[MATERIAL TO PROCESS]
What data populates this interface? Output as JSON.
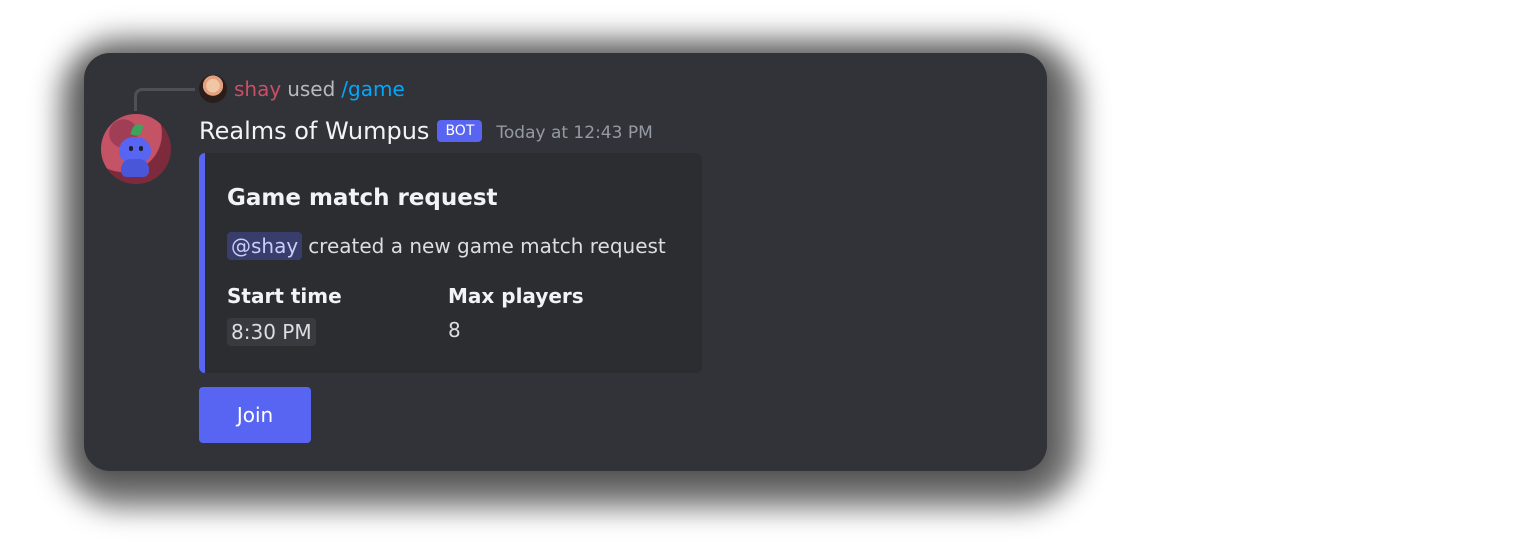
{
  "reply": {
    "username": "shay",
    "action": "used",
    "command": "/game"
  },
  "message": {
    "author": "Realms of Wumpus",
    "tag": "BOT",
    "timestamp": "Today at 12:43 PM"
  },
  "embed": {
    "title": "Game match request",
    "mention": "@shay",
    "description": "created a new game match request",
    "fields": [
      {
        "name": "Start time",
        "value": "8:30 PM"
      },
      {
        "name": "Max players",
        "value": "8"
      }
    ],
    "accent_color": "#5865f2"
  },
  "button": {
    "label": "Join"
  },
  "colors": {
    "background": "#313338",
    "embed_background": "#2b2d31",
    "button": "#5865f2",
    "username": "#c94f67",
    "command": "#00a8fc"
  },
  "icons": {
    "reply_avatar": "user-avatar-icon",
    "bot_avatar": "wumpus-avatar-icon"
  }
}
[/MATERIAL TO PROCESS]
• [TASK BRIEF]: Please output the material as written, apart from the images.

• [EXERCISE ANSWER]:
What data populates this interface? Output as JSON.
{
  "reply": {
    "username": "shay",
    "action": "used",
    "command": "/game"
  },
  "message": {
    "author": "Realms of Wumpus",
    "tag": "BOT",
    "timestamp": "Today at 12:43 PM"
  },
  "embed": {
    "title": "Game match request",
    "mention": "@shay",
    "description": "created a new game match request",
    "fields": [
      {
        "name": "Start time",
        "value": "8:30 PM"
      },
      {
        "name": "Max players",
        "value": "8"
      }
    ],
    "accent_color": "#5865f2"
  },
  "button": {
    "label": "Join"
  },
  "colors": {
    "background": "#313338",
    "embed_background": "#2b2d31",
    "button": "#5865f2",
    "username": "#c94f67",
    "command": "#00a8fc"
  },
  "icons": {
    "reply_avatar": "user-avatar-icon",
    "bot_avatar": "wumpus-avatar-icon"
  }
}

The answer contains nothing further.